Nephew of Pliny the Elder, also an orator, famed for his charming letters. Pliny's letters give an account of upper class Roman life in the first century and include many references to Pliny's own gardens. The letters were much studied during the renaissance as an authentic source of information on Roman gardens. The excerpt below is from one of Pliny's garden letters. It describes his villa at Tusci:-
Many paths are separated by box. In one place you have a little meadow In another place the box is interposed in groups, and cut into a thousand different forms. Sometimes the letters express the name of the master, or that of the designer. Here and there little obelisks rise, mixed alternately with apple trees. Then suddenly, in the midst of this elegant regularity, you are surprised with an imitation of the negligent beauties of rural nature. In the centre is a spot surrounded with a knot of dwarf plane trees. Beyond these are clumps of the smooth and twisting acanthus. Then come a variety of figures and names cut in box.
At the upper end of the garden is a semicircular bench of white marble. It is shaded with a vine which is trained upon four small pillars of Carystian marble. Water, gushes from several little pipes from under this bench, as if it were pressed out by the weight of the persons who sit upon it. The water falls into a stone cistern underneath, from whence it is received into a fine polished marble basin, so artfully contrived that it is always full without ever overflowing. When I eat here, the tray of dishes is placed around the margin, while the smaller dishes swim about in the form of little ships and waterfowl. Opposite this is a fountain which is incessantly emptying and filling, for the water which it throws up to a great height falling back again into it, is by means of connected openings returned as fast as it is received.

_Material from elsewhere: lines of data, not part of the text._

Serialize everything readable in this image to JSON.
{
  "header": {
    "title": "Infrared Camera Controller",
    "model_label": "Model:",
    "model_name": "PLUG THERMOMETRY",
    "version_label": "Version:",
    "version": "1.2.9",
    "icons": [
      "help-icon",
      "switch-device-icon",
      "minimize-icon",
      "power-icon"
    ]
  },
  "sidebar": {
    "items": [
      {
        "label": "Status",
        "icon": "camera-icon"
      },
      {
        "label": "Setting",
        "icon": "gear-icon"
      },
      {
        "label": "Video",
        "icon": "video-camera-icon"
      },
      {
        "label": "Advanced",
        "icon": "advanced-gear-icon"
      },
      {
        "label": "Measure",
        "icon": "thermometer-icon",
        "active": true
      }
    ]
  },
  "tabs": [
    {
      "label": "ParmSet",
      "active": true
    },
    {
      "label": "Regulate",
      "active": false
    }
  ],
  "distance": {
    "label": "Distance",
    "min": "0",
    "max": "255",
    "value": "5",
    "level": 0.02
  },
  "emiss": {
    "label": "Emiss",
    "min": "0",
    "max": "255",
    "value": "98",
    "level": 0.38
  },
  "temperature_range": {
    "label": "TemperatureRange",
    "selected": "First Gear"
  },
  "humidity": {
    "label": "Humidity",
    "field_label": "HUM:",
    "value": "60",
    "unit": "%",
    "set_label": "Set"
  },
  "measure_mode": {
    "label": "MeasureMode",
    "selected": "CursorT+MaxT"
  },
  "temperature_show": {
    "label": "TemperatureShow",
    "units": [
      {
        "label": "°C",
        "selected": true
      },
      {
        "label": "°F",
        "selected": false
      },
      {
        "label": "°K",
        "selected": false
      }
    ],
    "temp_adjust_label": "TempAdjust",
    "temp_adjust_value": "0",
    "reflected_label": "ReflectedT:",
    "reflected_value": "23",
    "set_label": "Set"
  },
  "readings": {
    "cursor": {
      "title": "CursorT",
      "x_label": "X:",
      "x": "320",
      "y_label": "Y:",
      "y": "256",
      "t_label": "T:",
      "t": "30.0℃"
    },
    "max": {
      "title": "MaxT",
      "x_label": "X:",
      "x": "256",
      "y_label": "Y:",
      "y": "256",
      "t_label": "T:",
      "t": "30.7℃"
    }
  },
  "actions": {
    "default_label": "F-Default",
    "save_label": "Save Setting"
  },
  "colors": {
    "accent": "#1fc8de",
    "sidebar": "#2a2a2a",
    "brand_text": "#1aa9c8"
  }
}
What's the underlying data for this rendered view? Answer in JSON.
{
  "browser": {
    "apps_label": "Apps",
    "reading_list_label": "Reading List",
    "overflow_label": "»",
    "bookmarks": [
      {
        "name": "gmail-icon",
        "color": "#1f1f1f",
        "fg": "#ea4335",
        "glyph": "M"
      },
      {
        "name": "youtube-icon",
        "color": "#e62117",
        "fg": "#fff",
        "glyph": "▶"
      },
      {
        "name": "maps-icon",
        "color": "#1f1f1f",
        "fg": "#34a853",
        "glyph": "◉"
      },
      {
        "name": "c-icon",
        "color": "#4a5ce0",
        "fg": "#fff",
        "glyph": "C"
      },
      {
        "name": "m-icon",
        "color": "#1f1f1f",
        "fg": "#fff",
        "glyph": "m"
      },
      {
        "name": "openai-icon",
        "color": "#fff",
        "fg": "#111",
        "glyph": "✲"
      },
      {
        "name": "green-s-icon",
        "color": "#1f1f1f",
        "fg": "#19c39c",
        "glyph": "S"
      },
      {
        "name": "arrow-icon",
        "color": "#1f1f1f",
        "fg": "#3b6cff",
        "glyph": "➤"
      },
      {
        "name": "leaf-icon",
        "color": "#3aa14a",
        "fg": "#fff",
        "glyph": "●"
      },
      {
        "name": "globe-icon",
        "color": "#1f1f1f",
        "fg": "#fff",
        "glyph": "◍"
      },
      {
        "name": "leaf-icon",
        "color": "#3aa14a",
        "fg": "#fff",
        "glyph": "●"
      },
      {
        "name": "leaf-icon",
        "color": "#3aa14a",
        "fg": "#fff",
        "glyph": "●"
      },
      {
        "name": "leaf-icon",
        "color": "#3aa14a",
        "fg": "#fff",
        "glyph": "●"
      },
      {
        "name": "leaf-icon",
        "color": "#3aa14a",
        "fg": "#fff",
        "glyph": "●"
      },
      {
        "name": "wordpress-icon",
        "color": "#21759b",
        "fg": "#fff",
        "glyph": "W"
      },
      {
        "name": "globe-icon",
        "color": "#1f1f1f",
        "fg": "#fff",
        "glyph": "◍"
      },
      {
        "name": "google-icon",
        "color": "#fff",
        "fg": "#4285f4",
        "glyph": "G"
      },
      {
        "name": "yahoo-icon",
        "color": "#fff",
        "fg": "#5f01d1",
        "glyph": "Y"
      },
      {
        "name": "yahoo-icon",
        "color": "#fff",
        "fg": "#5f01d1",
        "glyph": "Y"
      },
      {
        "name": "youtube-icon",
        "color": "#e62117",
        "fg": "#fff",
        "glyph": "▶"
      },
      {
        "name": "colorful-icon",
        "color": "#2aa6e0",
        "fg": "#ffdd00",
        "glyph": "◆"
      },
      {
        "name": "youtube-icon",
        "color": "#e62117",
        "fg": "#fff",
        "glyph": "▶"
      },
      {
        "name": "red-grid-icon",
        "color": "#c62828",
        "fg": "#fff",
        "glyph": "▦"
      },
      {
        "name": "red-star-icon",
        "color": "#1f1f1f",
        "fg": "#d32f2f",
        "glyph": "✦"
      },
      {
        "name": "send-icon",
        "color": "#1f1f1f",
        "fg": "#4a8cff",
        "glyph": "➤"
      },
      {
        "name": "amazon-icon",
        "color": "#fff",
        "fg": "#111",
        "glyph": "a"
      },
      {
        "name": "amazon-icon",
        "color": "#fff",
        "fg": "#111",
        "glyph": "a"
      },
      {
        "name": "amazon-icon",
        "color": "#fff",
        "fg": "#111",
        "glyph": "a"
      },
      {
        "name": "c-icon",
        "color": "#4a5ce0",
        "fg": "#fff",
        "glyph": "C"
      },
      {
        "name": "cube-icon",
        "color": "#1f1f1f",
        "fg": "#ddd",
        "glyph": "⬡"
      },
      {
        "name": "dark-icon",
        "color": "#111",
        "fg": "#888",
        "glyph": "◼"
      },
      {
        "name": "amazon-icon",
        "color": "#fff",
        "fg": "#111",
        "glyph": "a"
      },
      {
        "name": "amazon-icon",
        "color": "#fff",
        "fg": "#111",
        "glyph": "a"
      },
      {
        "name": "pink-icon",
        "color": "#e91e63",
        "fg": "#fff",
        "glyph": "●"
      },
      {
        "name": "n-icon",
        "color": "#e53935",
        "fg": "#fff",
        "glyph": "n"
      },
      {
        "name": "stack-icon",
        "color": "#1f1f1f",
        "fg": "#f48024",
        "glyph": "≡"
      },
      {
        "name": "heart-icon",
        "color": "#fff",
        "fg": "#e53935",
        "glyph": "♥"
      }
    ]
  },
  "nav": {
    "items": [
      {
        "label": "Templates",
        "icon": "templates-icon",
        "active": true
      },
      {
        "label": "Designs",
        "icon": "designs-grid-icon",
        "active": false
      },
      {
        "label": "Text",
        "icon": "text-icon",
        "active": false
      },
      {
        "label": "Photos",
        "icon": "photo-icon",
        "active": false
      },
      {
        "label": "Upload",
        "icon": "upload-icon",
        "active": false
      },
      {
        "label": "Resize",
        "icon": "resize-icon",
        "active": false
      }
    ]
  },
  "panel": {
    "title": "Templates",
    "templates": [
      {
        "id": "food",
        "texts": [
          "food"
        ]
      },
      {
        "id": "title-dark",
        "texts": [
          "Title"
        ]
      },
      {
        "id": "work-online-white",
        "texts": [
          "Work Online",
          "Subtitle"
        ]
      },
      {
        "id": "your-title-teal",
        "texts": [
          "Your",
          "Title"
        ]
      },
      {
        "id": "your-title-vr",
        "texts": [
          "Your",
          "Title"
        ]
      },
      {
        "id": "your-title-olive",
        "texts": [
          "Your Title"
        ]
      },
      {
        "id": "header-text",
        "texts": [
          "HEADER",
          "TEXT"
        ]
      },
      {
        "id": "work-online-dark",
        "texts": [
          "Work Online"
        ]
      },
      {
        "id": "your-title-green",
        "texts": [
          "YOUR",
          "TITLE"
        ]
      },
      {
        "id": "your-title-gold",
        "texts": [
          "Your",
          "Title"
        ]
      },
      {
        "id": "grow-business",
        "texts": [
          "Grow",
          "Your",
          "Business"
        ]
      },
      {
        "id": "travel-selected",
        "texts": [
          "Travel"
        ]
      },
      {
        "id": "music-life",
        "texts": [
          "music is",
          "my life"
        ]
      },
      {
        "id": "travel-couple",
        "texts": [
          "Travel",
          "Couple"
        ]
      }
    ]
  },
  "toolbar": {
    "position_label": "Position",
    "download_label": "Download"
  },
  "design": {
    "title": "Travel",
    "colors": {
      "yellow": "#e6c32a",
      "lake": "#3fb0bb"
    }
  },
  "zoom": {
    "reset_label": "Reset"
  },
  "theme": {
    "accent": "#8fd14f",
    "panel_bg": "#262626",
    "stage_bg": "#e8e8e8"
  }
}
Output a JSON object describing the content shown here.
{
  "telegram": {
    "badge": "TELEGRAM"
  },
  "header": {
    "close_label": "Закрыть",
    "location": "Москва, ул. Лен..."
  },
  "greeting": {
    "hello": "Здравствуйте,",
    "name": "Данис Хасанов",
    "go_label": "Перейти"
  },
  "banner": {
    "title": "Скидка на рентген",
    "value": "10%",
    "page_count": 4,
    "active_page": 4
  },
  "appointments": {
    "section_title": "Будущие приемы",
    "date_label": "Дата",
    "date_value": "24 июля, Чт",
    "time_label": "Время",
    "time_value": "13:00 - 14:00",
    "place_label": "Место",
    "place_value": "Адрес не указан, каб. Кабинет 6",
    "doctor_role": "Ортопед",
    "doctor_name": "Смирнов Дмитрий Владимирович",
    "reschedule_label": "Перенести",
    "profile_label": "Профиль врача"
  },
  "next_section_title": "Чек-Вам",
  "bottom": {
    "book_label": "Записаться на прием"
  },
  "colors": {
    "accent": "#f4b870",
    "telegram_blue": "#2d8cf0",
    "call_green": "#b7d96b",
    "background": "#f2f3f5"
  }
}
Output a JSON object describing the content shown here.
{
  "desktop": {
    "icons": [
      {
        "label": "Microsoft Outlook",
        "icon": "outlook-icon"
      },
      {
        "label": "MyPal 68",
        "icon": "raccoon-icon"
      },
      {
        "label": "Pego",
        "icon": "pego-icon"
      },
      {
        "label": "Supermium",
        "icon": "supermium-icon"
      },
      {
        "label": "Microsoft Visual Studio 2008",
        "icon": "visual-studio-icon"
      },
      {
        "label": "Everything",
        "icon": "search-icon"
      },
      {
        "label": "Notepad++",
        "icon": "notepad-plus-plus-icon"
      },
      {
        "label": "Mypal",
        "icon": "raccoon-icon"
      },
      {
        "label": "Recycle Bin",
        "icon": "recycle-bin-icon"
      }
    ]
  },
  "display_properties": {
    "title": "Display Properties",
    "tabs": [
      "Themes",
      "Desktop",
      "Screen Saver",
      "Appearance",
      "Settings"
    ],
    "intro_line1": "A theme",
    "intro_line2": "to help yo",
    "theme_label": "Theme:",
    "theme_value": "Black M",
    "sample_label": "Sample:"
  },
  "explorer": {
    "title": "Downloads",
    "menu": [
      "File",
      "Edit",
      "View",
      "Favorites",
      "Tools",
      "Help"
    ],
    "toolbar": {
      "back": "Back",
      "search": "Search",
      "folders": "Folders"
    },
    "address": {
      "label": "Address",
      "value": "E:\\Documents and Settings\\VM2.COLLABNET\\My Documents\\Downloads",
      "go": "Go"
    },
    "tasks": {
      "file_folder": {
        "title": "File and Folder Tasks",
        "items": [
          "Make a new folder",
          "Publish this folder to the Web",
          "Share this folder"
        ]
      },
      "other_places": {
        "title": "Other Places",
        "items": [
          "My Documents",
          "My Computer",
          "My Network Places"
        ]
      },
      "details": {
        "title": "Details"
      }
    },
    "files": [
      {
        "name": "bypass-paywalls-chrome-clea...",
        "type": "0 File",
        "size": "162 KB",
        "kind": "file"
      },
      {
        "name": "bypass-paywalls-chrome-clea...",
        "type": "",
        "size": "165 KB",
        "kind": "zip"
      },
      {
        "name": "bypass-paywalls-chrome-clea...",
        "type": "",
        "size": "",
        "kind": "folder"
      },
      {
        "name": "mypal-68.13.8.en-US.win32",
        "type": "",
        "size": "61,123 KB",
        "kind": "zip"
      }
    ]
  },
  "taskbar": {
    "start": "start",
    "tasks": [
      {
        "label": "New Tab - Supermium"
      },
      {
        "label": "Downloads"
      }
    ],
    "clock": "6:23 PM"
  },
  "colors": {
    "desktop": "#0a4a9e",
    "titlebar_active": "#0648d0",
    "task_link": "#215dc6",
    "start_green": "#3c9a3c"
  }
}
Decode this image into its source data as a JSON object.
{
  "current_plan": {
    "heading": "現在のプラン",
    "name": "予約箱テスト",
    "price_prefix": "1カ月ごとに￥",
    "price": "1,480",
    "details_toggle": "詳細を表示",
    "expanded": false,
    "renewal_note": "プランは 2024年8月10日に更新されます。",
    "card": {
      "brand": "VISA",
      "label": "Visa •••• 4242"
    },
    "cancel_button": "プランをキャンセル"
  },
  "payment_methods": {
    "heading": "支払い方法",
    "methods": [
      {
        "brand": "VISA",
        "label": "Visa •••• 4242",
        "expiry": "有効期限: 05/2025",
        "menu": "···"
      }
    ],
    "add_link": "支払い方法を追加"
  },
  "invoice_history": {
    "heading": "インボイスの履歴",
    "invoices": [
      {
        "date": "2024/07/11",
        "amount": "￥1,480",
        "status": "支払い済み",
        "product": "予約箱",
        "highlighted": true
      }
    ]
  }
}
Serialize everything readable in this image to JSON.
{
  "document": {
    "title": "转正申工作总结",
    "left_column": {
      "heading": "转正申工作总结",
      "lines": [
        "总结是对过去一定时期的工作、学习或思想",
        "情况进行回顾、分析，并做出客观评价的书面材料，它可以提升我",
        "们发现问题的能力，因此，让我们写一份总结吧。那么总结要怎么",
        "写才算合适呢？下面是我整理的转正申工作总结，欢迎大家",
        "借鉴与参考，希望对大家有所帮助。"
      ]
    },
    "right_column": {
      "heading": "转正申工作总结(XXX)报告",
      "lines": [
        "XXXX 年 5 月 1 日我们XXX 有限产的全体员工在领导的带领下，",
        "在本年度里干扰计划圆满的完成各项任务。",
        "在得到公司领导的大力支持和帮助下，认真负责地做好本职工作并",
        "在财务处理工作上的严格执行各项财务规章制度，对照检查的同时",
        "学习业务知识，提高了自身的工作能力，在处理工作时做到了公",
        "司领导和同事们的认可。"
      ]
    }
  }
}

Fronting the bench stands a chamber of lustrous marble, whose doors project onto a lawn. From the upper and lower windows of the chamber, the eye ranges upward or downward over other garden spaces. In different quarters are disposed several marble seats, which serve as so many reliefs after one is wearied with walking. Next to each seat is a little fountain. Throughout the hippodrome are small rills conveyed through pipes run murmuring along, wheresoever the hand of art has seen proper to conduct them. The rills water different spots of verdure, and bathe the whole.
Gardens designed by Pliny the Younger,